New observations of seismic oscillations on the Sun’s surface from NASA’s SDO mission challenge our understanding of interior solar dynamics.
Pattern of convection at the surface of the Sun observed by the SDO/HMI instrument. Credit: MPS/NASA
The interior motions of the Sun are much slower than predicted. Rather than moving at the speed of a jet plane (as previously understood) the plasma flows at a walking pace. The result of this new study, whose lead author is from the Max Planck Institute for Solar System Research (MPS), will be published in an upcoming issue of Proceedings of the National Academy of Sciences of the United States of America (PNAS).
The scientists use observations of solar oscillations from NASA’s Solar Dynamics Observatory (SDO) to see into the Sun’s interior. As Prof. Laurent Gizon and Dr. Aaron C. Birch from the MPS comment in the same issue of PNAS, these new observations demonstrate the unique capabilities of helioseismology with SDO to probe the mysteries of the deep solar interior.
In its outermost third, the Sun behaves like a simmering pot of water: heat from below causes the plasma to rise to the surface where it is cooled and descends back down into the interior. This mechanism, named convection, transports energy outward and controls the Sun’s structure and evolution.
The scientists, led by Dr. Shravan Hanasoge from MPS, were now for the first time able to constrain the flows deep within the convection layer from direct observations of the Sun’s surface with the help of helioseismology. Helioseismology is similar to Earth seismology. “We observe oscillations of the solar surface and use them to infer properties, such as flows, in the solar interior“, explains Prof. Laurent Gizon, director of the Department “Physics of the Interior of the Sun and Sun-like Stars” at the MPS and Professor at the Institute for Astrophysics at the University of Göttingen.
The team of scientists from the MPS, Princeton University, NASA’s Goddard Flight Center and New York University was able to determine the flow velocities at a depth of 55000 kilometers, which is eight percent of the solar radius. Surprisingly, the flow velocities of the plasma were found to be less than a few meters per second. Gizon puts this into perspective saying: “This is a hundred times less than predicted by numerical models of solar convection”.
The key to these new results was data from NASA’s space probe SDO, which has been observing the Sun’s surface since early 2010. The scientists analyzed data from the Helioseismic and Magnetic Imager (HMI) onboard SDO. The analysis was only possible due to the combination of high resolution and full spatial coverage of the observations. The huge amount of data collected by HMI – thousands of high-resolution images of the whole Sun per day – are archived and processed in the German Data Center for SDO hosted at the MPS, a unique facility in Europe.

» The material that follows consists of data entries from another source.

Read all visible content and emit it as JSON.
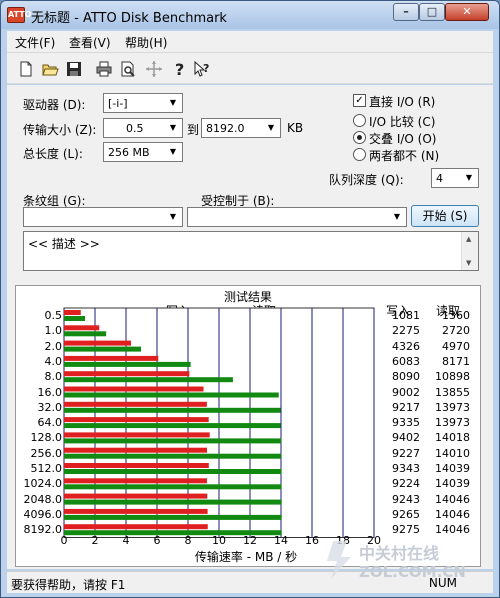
{
  "window": {
    "title": "无标题 - ATTO Disk Benchmark",
    "icon_label": "ATTO"
  },
  "menu": {
    "items": [
      "文件(F)",
      "查看(V)",
      "帮助(H)"
    ]
  },
  "toolbar": {
    "icons": [
      "new-file-icon",
      "open-folder-icon",
      "save-icon",
      "print-icon",
      "print-preview-icon",
      "move-icon",
      "help-icon",
      "context-help-icon"
    ]
  },
  "form": {
    "drive_label": "驱动器 (D):",
    "drive_value": "[-i-]",
    "transfer_label": "传输大小 (Z):",
    "transfer_from": "0.5",
    "to_label": "到",
    "transfer_to": "8192.0",
    "kb_label": "KB",
    "total_label": "总长度 (L):",
    "total_value": "256 MB",
    "direct_io_label": "直接 I/O (R)",
    "direct_io_checked": true,
    "radio_options": [
      {
        "label": "I/O 比较 (C)",
        "selected": false
      },
      {
        "label": "交叠 I/O (O)",
        "selected": true
      },
      {
        "label": "两者都不 (N)",
        "selected": false
      }
    ],
    "queue_label": "队列深度 (Q):",
    "queue_value": "4",
    "stripe_label": "条纹组 (G):",
    "stripe_value": "",
    "controlled_label": "受控制于 (B):",
    "controlled_value": "",
    "start_label": "开始 (S)",
    "description": "<< 描述 >>"
  },
  "results": {
    "title": "测试结果",
    "write_label": "写入",
    "read_label": "读取",
    "write_col": "写入",
    "read_col": "读取",
    "x_title": "传输速率 - MB / 秒"
  },
  "chart_data": {
    "type": "bar",
    "orientation": "horizontal",
    "title": "测试结果",
    "xlabel": "传输速率 - MB / 秒",
    "categories": [
      "0.5",
      "1.0",
      "2.0",
      "4.0",
      "8.0",
      "16.0",
      "32.0",
      "64.0",
      "128.0",
      "256.0",
      "512.0",
      "1024.0",
      "2048.0",
      "4096.0",
      "8192.0"
    ],
    "xticks": [
      "0",
      "2",
      "4",
      "6",
      "8",
      "10",
      "12",
      "14",
      "16",
      "18",
      "20"
    ],
    "xlim": [
      0,
      20
    ],
    "grid": true,
    "series": [
      {
        "name": "写入",
        "color": "#e02020",
        "values": [
          1081,
          2275,
          4326,
          6083,
          8090,
          9002,
          9217,
          9335,
          9402,
          9227,
          9343,
          9224,
          9243,
          9265,
          9275
        ]
      },
      {
        "name": "读取",
        "color": "#128a12",
        "values": [
          1360,
          2720,
          4970,
          8171,
          10898,
          13855,
          13973,
          13973,
          14018,
          14010,
          14039,
          14039,
          14046,
          14046,
          14046
        ]
      }
    ]
  },
  "status": {
    "help_text": "要获得帮助，请按 F1",
    "num_indicator": "NUM"
  },
  "watermark": {
    "text_cn": "中关村在线",
    "text_en": "ZOL.COM.CN"
  },
  "colors": {
    "write": "#e02020",
    "read": "#128a12",
    "titlebar": "#bcd1ea"
  }
}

HMI measures the velocity of the Sun’s surface. When a solar acoustic wave trapped within the Sun reaches the surface, it causes the surface to move – and can thus be detected by HMI. In this way, the scientists were able to measure the time it takes for solar acoustic waves to travel from a point on the solar surface through the interior to another point on the surface. Convective flows affect the speed of propagation of the waves. Hence, it is possible to learn about the velocities of the convective flows in the solar interior from measurements of wave travel times. Modeling the interaction of solar acoustic waves with convection is a topic of current research, undertaken within the German Research Foundation’s Collaborative Research Center “Astrophysical flow instabilities and Turbulence” at the MPS and the University of Göttingen.
Gizon says: “The unexpectedly small velocities measured using helioseismology are the most noteworthy helioseismology result since the launch of HMI”. Adds Birch: “There is no clear way to reconcile the observations and theory”. Gizon then concludes: “This result not only sheds a new light on the Sun – but also on our current inability to understand one of the most fundamental physical processes in the Sun and stars: convection”.

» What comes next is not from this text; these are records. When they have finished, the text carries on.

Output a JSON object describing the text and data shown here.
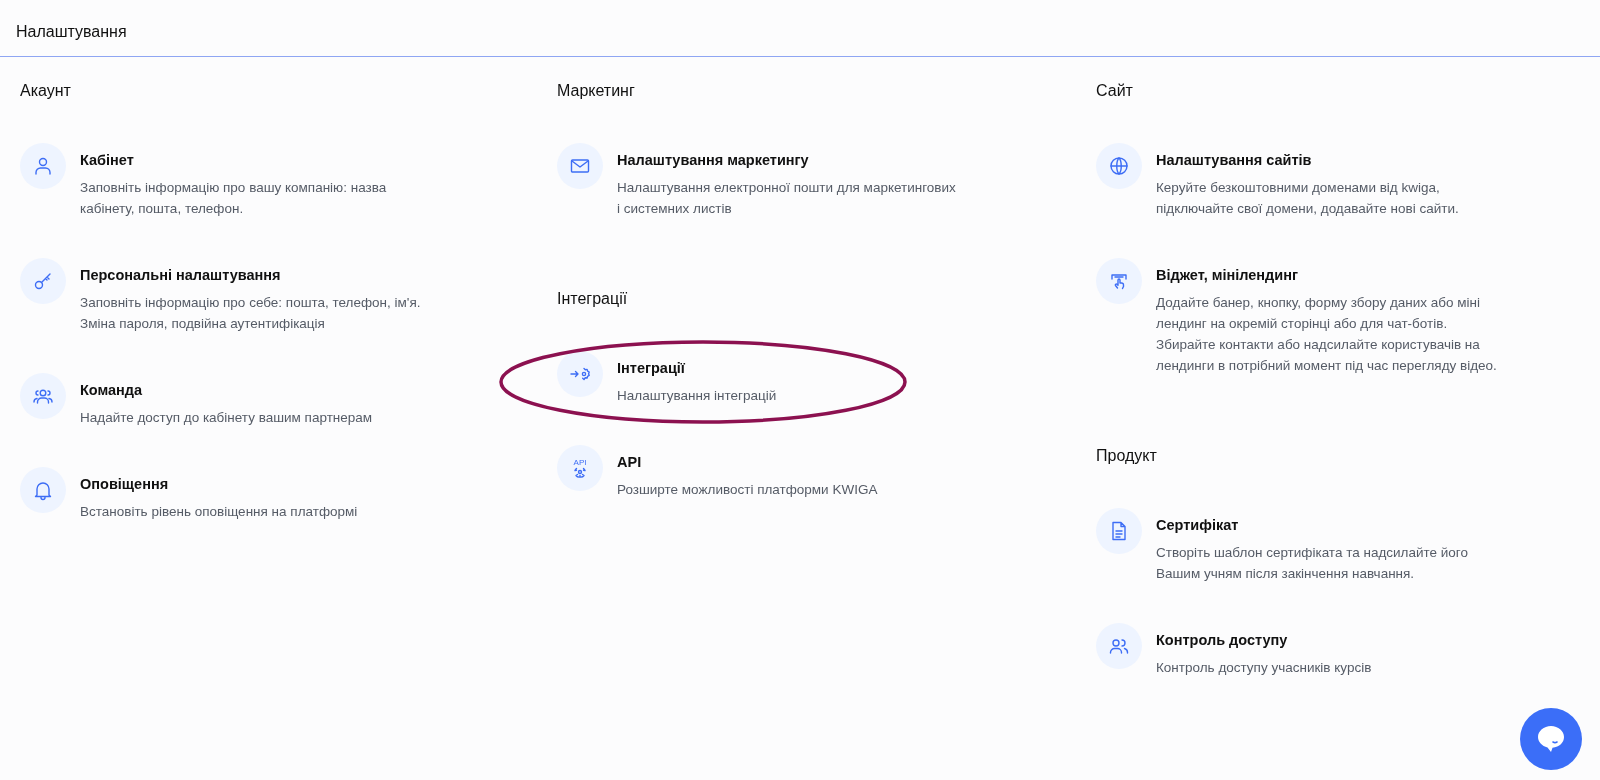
{
  "header": {
    "title": "Налаштування"
  },
  "columns": [
    {
      "sections": [
        {
          "heading": "Акаунт",
          "items": [
            {
              "title": "Кабінет",
              "description": "Заповніть інформацію про вашу компанію: назва\nкабінету, пошта, телефон.",
              "highlighted": false
            },
            {
              "title": "Персональні налаштування",
              "description": "Заповніть інформацію про себе: пошта, телефон, ім'я.\nЗміна пароля, подвійна аутентифікація",
              "highlighted": false
            },
            {
              "title": "Команда",
              "description": "Надайте доступ до кабінету вашим партнерам",
              "highlighted": false
            },
            {
              "title": "Оповіщення",
              "description": "Встановіть рівень оповіщення на платформі",
              "highlighted": false
            }
          ]
        }
      ]
    },
    {
      "sections": [
        {
          "heading": "Маркетинг",
          "items": [
            {
              "title": "Налаштування маркетингу",
              "description": "Налаштування електронної пошти для маркетингових\nі системних листів",
              "highlighted": false
            }
          ]
        },
        {
          "heading": "Інтеграції",
          "items": [
            {
              "title": "Інтеграції",
              "description": "Налаштування інтеграцій",
              "highlighted": true
            },
            {
              "icon_label": "API",
              "title": "API",
              "description": "Розширте можливості платформи KWIGA",
              "highlighted": false
            }
          ]
        }
      ]
    },
    {
      "sections": [
        {
          "heading": "Сайт",
          "items": [
            {
              "title": "Налаштування сайтів",
              "description": "Керуйте безкоштовними доменами від kwiga,\nпідключайте свої домени, додавайте нові сайти.",
              "highlighted": false
            },
            {
              "title": "Віджет, мінілендинг",
              "description": "Додайте банер, кнопку, форму збору даних або міні\nлендинг на окремій сторінці або для чат-ботів.\nЗбирайте контакти або надсилайте користувачів на\nлендинги в потрібний момент під час перегляду відео.",
              "highlighted": false
            }
          ]
        },
        {
          "heading": "Продукт",
          "items": [
            {
              "title": "Сертифікат",
              "description": "Створіть шаблон сертифіката та надсилайте його\nВашим учням після закінчення навчання.",
              "highlighted": false
            },
            {
              "title": "Контроль доступу",
              "description": "Контроль доступу учасників курсів",
              "highlighted": false
            }
          ]
        }
      ]
    }
  ]
}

Shravan M. Hanasoge, Thomas L. Duvall Jr. and Katepalli R. Sreenivasan:
Anomalously weak solar convection – Proceedings of the National Academy of Sciences (PNAS), July 24 2012, doi: 10.1073/pnas.1206570109 (published online ahead of print June 4)

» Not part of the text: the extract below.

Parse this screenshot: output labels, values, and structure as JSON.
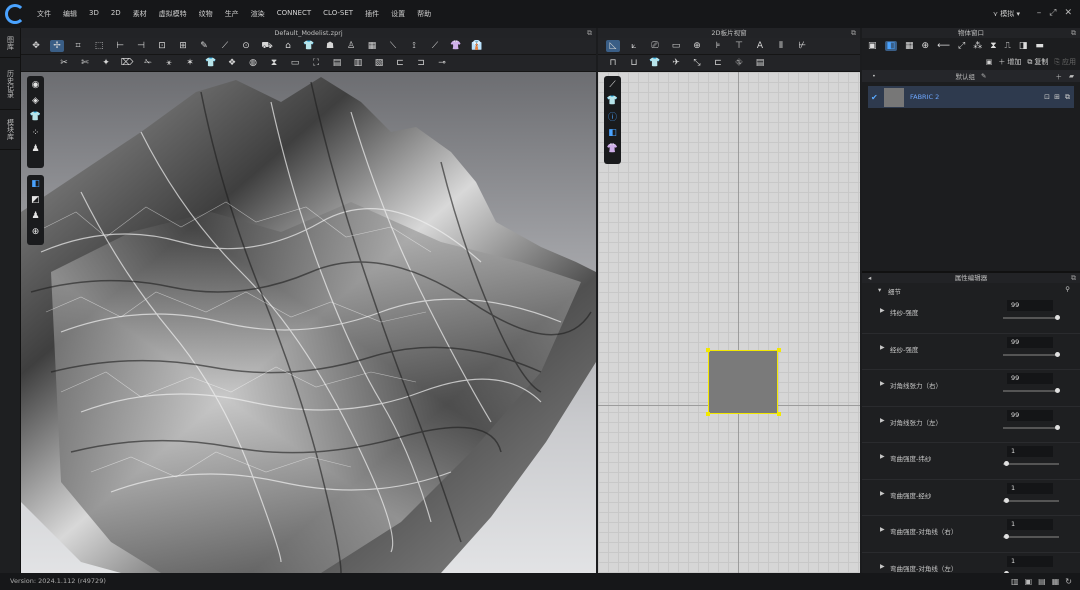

Laurent Gizon and Aaron C. Birch:
Helioseismology challenges models of solar convection – Proceedings of the National Academy of Sciences (PNAS), 24. Juli 2012
Source: Max Planck Institute for Solar System Research (MPS)